A flat map is a projection of Earth's surface onto a two-dimensional plane, according to NationalAtlas.gov. Because Earth's surface curves, any projection onto a flat map creates distortions. A globe is the most accurate depiction of Earth, but impractical for most uses, whereas a flat rendering is useful but not as accurate. A flat map can be printed on paper or digitally rendered on a computer screen.

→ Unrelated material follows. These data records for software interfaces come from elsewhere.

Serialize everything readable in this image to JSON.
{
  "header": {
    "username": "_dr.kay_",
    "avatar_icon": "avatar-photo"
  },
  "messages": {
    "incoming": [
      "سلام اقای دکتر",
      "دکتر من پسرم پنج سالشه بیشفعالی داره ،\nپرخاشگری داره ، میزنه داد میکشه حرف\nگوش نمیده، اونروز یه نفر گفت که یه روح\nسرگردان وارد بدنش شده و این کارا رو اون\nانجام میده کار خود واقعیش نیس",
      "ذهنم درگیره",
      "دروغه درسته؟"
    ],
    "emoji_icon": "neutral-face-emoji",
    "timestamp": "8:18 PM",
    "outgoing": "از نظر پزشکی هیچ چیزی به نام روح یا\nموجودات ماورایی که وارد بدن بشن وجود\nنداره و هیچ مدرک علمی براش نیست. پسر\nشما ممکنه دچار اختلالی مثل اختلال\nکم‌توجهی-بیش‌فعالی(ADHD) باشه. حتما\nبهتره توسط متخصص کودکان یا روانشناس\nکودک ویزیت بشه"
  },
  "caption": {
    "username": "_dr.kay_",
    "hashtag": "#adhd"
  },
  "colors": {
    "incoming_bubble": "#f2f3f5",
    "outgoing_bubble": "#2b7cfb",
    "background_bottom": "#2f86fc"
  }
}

Map projections easily create different views of large or small parts of Earth, and each type of projection has advantages and disadvantages, depending on its scale and its intended use. Any projection creates distortions of distance, area, shape or direction, while different projection types minimize one or more of the distortions. One projection commonly used to create flat maps is a Mercator projection, which shows straight lines of latitude and longitude, making it useful for navigation because the compass directions are true. The National Atlas of the United States uses a Lambert Azimuthal Equal Area projection because it maintains the best depiction of area and distance. The U.S. Geological Survey uses a conformal projection, such as the Mercator or the Lambert Conformal Conic, because it more accurately depicts topography through maintaining accurate angular relationships and shapes over a small area.